START Data extracts

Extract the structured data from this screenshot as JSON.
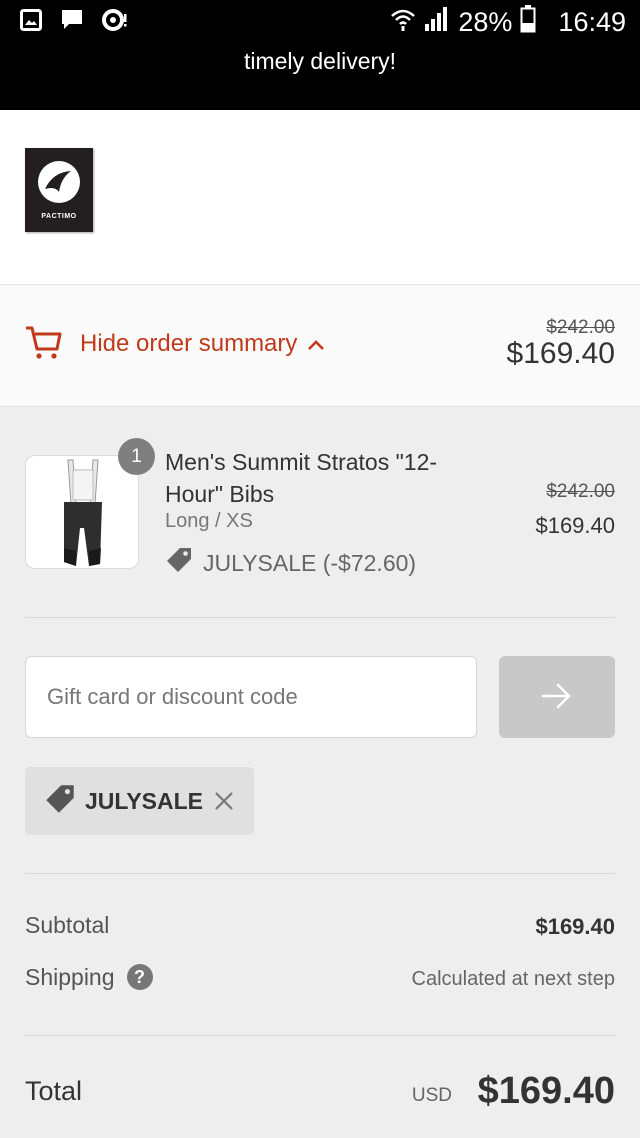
{
  "status_bar": {
    "battery": "28%",
    "time": "16:49",
    "icons": [
      "image-icon",
      "chat-icon",
      "notification-icon",
      "wifi-icon",
      "signal-icon",
      "battery-icon"
    ]
  },
  "banner": {
    "text": "timely delivery!"
  },
  "brand": {
    "logo_text": "PACTIMO"
  },
  "summary_toggle": {
    "label": "Hide order summary",
    "original_price": "$242.00",
    "price": "$169.40",
    "accent_color": "#c0391b"
  },
  "product": {
    "quantity": "1",
    "name": "Men's Summit Stratos \"12-Hour\" Bibs",
    "variant": "Long / XS",
    "discount": "JULYSALE (-$72.60)",
    "original_price": "$242.00",
    "price": "$169.40"
  },
  "discount_form": {
    "placeholder": "Gift card or discount code",
    "applied_code": "JULYSALE"
  },
  "totals": {
    "subtotal_label": "Subtotal",
    "subtotal_value": "$169.40",
    "shipping_label": "Shipping",
    "shipping_value": "Calculated at next step",
    "help_glyph": "?",
    "total_label": "Total",
    "currency": "USD",
    "total_value": "$169.40"
  }
}
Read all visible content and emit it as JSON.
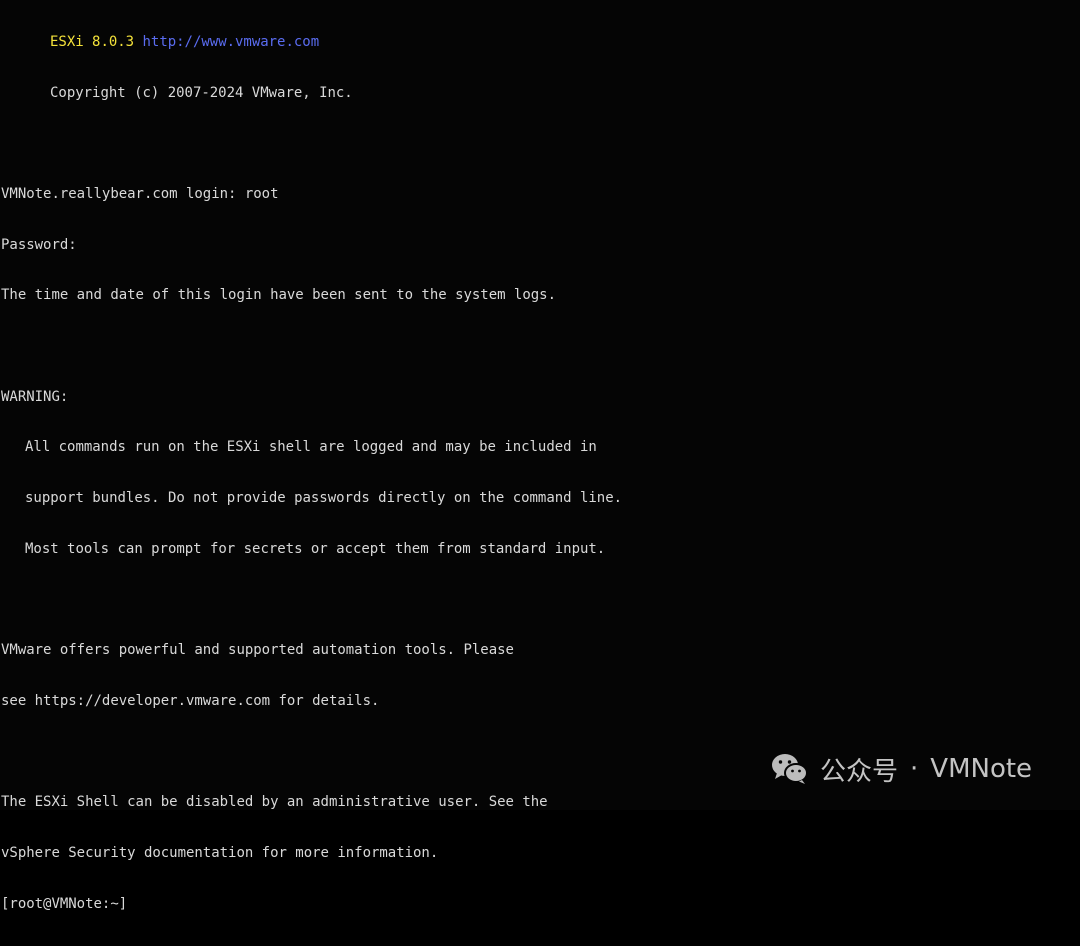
{
  "terminal": {
    "banner_product": "ESXi 8.0.3",
    "banner_url": "http://www.vmware.com",
    "banner_copyright": "Copyright (c) 2007-2024 VMware, Inc.",
    "login_prompt": "VMNote.reallybear.com login: root",
    "password_prompt": "Password:",
    "login_notice": "The time and date of this login have been sent to the system logs.",
    "warning_title": "WARNING:",
    "warning_lines": [
      "All commands run on the ESXi shell are logged and may be included in",
      "support bundles. Do not provide passwords directly on the command line.",
      "Most tools can prompt for secrets or accept them from standard input."
    ],
    "automation_lines": [
      "VMware offers powerful and supported automation tools. Please",
      "see https://developer.vmware.com for details."
    ],
    "shell_lines": [
      "The ESXi Shell can be disabled by an administrative user. See the",
      "vSphere Security documentation for more information."
    ],
    "shell_prompt": "[root@VMNote:~]"
  },
  "watermark": {
    "logo_icon": "wechat-icon",
    "label": "公众号",
    "separator": "·",
    "account": "VMNote"
  },
  "colors": {
    "background": "#050505",
    "text": "#d9d9d9",
    "product_highlight": "#f4e23a",
    "url_highlight": "#5a6cf0"
  }
}
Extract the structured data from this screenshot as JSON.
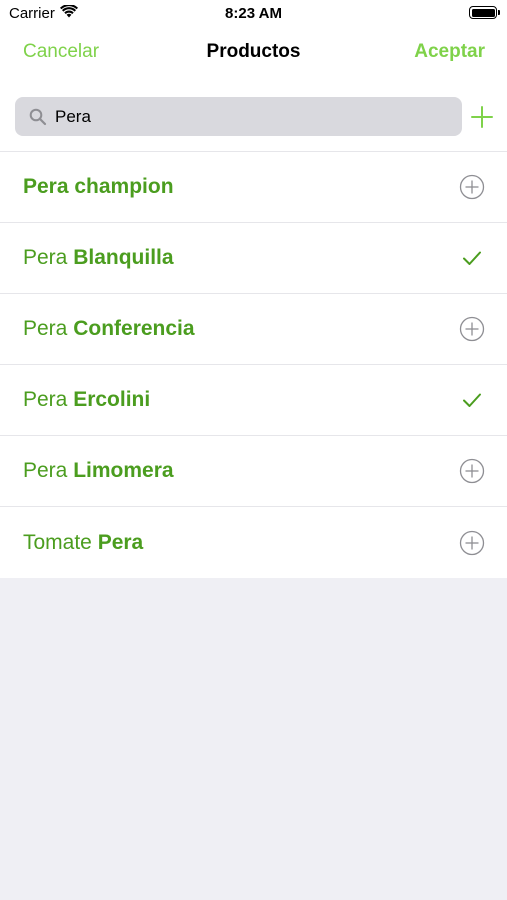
{
  "status": {
    "carrier": "Carrier",
    "time": "8:23 AM"
  },
  "nav": {
    "cancel": "Cancelar",
    "title": "Productos",
    "accept": "Aceptar"
  },
  "search": {
    "value": "Pera"
  },
  "products": [
    {
      "light": "",
      "bold": "Pera champion",
      "state": "add"
    },
    {
      "light": "Pera ",
      "bold": "Blanquilla",
      "state": "checked"
    },
    {
      "light": "Pera ",
      "bold": "Conferencia",
      "state": "add"
    },
    {
      "light": "Pera ",
      "bold": "Ercolini",
      "state": "checked"
    },
    {
      "light": "Pera ",
      "bold": "Limomera",
      "state": "add"
    },
    {
      "light": "Tomate ",
      "bold": "Pera",
      "state": "add"
    }
  ],
  "colors": {
    "accent": "#7fd24a",
    "item_text": "#4b9d1f",
    "background": "#efeff4"
  },
  "icons": {
    "search": "search-icon",
    "add": "plus-icon",
    "row_add": "circle-plus-icon",
    "row_checked": "checkmark-icon"
  }
}
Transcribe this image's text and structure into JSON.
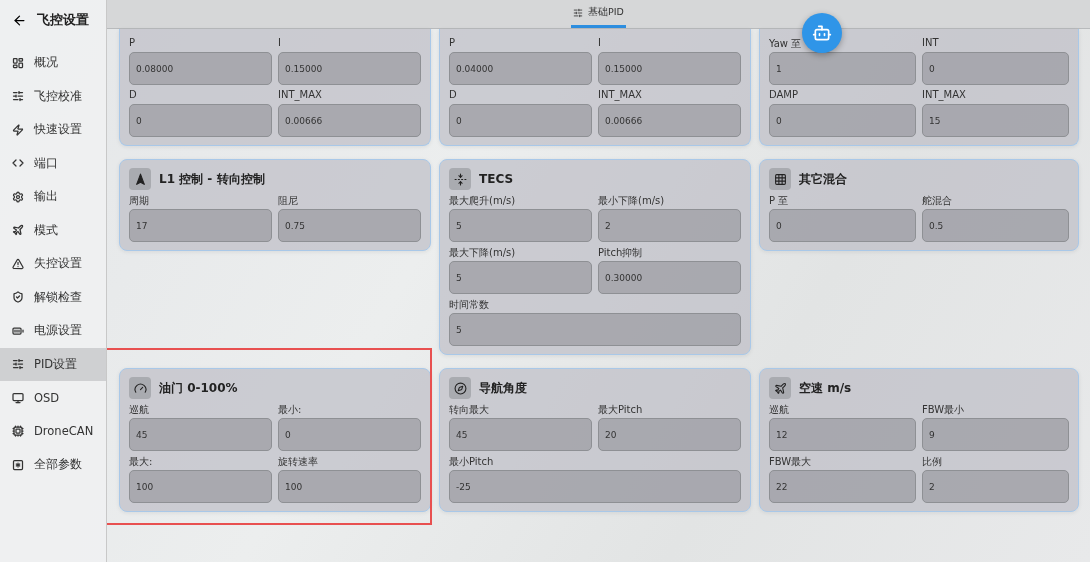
{
  "sidebar": {
    "title": "飞控设置",
    "items": [
      {
        "label": "概况",
        "selected": false
      },
      {
        "label": "飞控校准",
        "selected": false
      },
      {
        "label": "快速设置",
        "selected": false
      },
      {
        "label": "端口",
        "selected": false
      },
      {
        "label": "输出",
        "selected": false
      },
      {
        "label": "模式",
        "selected": false
      },
      {
        "label": "失控设置",
        "selected": false
      },
      {
        "label": "解锁检查",
        "selected": false
      },
      {
        "label": "电源设置",
        "selected": false
      },
      {
        "label": "PID设置",
        "selected": true
      },
      {
        "label": "OSD",
        "selected": false
      },
      {
        "label": "DroneCAN",
        "selected": false
      },
      {
        "label": "全部参数",
        "selected": false
      }
    ]
  },
  "tabs": [
    {
      "label": "基础PID",
      "selected": true
    }
  ],
  "cards": [
    {
      "fields": [
        {
          "label": "P",
          "value": "0.08000"
        },
        {
          "label": "I",
          "value": "0.15000"
        },
        {
          "label": "D",
          "value": "0"
        },
        {
          "label": "INT_MAX",
          "value": "0.00666"
        }
      ]
    },
    {
      "fields": [
        {
          "label": "P",
          "value": "0.04000"
        },
        {
          "label": "I",
          "value": "0.15000"
        },
        {
          "label": "D",
          "value": "0"
        },
        {
          "label": "INT_MAX",
          "value": "0.00666"
        }
      ]
    },
    {
      "fields": [
        {
          "label": "Yaw 至",
          "value": "1"
        },
        {
          "label": "INT",
          "value": "0"
        },
        {
          "label": "DAMP",
          "value": "0"
        },
        {
          "label": "INT_MAX",
          "value": "15"
        }
      ]
    },
    {
      "title": "L1 控制 - 转向控制",
      "fields": [
        {
          "label": "周期",
          "value": "17"
        },
        {
          "label": "阻尼",
          "value": "0.75"
        }
      ]
    },
    {
      "title": "TECS",
      "fields": [
        {
          "label": "最大爬升(m/s)",
          "value": "5"
        },
        {
          "label": "最小下降(m/s)",
          "value": "2"
        },
        {
          "label": "最大下降(m/s)",
          "value": "5"
        },
        {
          "label": "Pitch抑制",
          "value": "0.30000"
        },
        {
          "label": "时间常数",
          "value": "5",
          "wide": true
        }
      ]
    },
    {
      "title": "其它混合",
      "fields": [
        {
          "label": "P 至",
          "value": "0"
        },
        {
          "label": "舵混合",
          "value": "0.5"
        }
      ]
    },
    {
      "title": "油门 0-100%",
      "highlighted": true,
      "fields": [
        {
          "label": "巡航",
          "value": "45"
        },
        {
          "label": "最小:",
          "value": "0"
        },
        {
          "label": "最大:",
          "value": "100"
        },
        {
          "label": "旋转速率",
          "value": "100"
        }
      ]
    },
    {
      "title": "导航角度",
      "fields": [
        {
          "label": "转向最大",
          "value": "45"
        },
        {
          "label": "最大Pitch",
          "value": "20"
        },
        {
          "label": "最小Pitch",
          "value": "-25",
          "wide": true
        }
      ]
    },
    {
      "title": "空速 m/s",
      "fields": [
        {
          "label": "巡航",
          "value": "12"
        },
        {
          "label": "FBW最小",
          "value": "9"
        },
        {
          "label": "FBW最大",
          "value": "22"
        },
        {
          "label": "比例",
          "value": "2"
        }
      ]
    }
  ]
}
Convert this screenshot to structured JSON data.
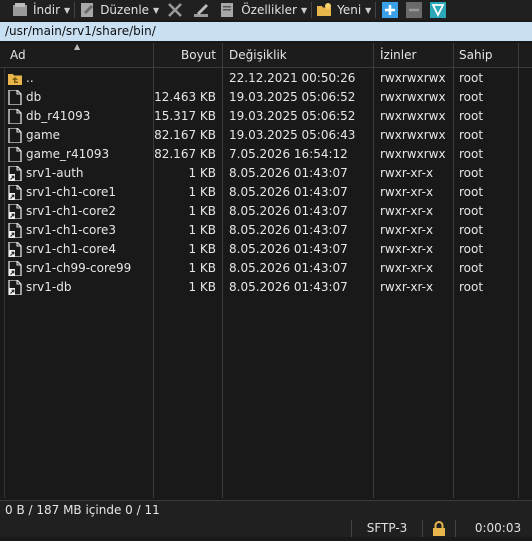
{
  "toolbar": {
    "download_label": "İndir",
    "edit_label": "Düzenle",
    "properties_label": "Özellikler",
    "new_label": "Yeni",
    "icons": [
      "download-icon",
      "edit-icon",
      "delete-icon",
      "rename-icon",
      "properties-icon",
      "new-folder-icon",
      "add-icon",
      "minus-icon",
      "filter-icon"
    ]
  },
  "path": "/usr/main/srv1/share/bin/",
  "columns": {
    "name": "Ad",
    "size": "Boyut",
    "modified": "Değişiklik",
    "permissions": "İzinler",
    "owner": "Sahip"
  },
  "files": [
    {
      "name": "..",
      "size": "",
      "modified": "22.12.2021 00:50:26",
      "permissions": "rwxrwxrwx",
      "owner": "root",
      "icon": "parent-folder-icon"
    },
    {
      "name": "db",
      "size": "12.463 KB",
      "modified": "19.03.2025 05:06:52",
      "permissions": "rwxrwxrwx",
      "owner": "root",
      "icon": "file-icon"
    },
    {
      "name": "db_r41093",
      "size": "15.317 KB",
      "modified": "19.03.2025 05:06:52",
      "permissions": "rwxrwxrwx",
      "owner": "root",
      "icon": "file-icon"
    },
    {
      "name": "game",
      "size": "82.167 KB",
      "modified": "19.03.2025 05:06:43",
      "permissions": "rwxrwxrwx",
      "owner": "root",
      "icon": "file-icon"
    },
    {
      "name": "game_r41093",
      "size": "82.167 KB",
      "modified": "7.05.2026 16:54:12",
      "permissions": "rwxrwxrwx",
      "owner": "root",
      "icon": "file-icon"
    },
    {
      "name": "srv1-auth",
      "size": "1 KB",
      "modified": "8.05.2026 01:43:07",
      "permissions": "rwxr-xr-x",
      "owner": "root",
      "icon": "shortcut-file-icon"
    },
    {
      "name": "srv1-ch1-core1",
      "size": "1 KB",
      "modified": "8.05.2026 01:43:07",
      "permissions": "rwxr-xr-x",
      "owner": "root",
      "icon": "shortcut-file-icon"
    },
    {
      "name": "srv1-ch1-core2",
      "size": "1 KB",
      "modified": "8.05.2026 01:43:07",
      "permissions": "rwxr-xr-x",
      "owner": "root",
      "icon": "shortcut-file-icon"
    },
    {
      "name": "srv1-ch1-core3",
      "size": "1 KB",
      "modified": "8.05.2026 01:43:07",
      "permissions": "rwxr-xr-x",
      "owner": "root",
      "icon": "shortcut-file-icon"
    },
    {
      "name": "srv1-ch1-core4",
      "size": "1 KB",
      "modified": "8.05.2026 01:43:07",
      "permissions": "rwxr-xr-x",
      "owner": "root",
      "icon": "shortcut-file-icon"
    },
    {
      "name": "srv1-ch99-core99",
      "size": "1 KB",
      "modified": "8.05.2026 01:43:07",
      "permissions": "rwxr-xr-x",
      "owner": "root",
      "icon": "shortcut-file-icon"
    },
    {
      "name": "srv1-db",
      "size": "1 KB",
      "modified": "8.05.2026 01:43:07",
      "permissions": "rwxr-xr-x",
      "owner": "root",
      "icon": "shortcut-file-icon"
    }
  ],
  "status": {
    "selection": "0 B / 187 MB içinde 0 / 11",
    "protocol": "SFTP-3",
    "lock_icon": "lock-icon",
    "elapsed": "0:00:03"
  },
  "colors": {
    "background": "#191919",
    "path_bar": "#c9dff2",
    "folder": "#e8b64a",
    "accent_blue": "#3aa0e8",
    "filter_teal": "#2aa7b8"
  }
}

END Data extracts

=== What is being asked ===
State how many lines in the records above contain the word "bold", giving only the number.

=== Answer below ===
6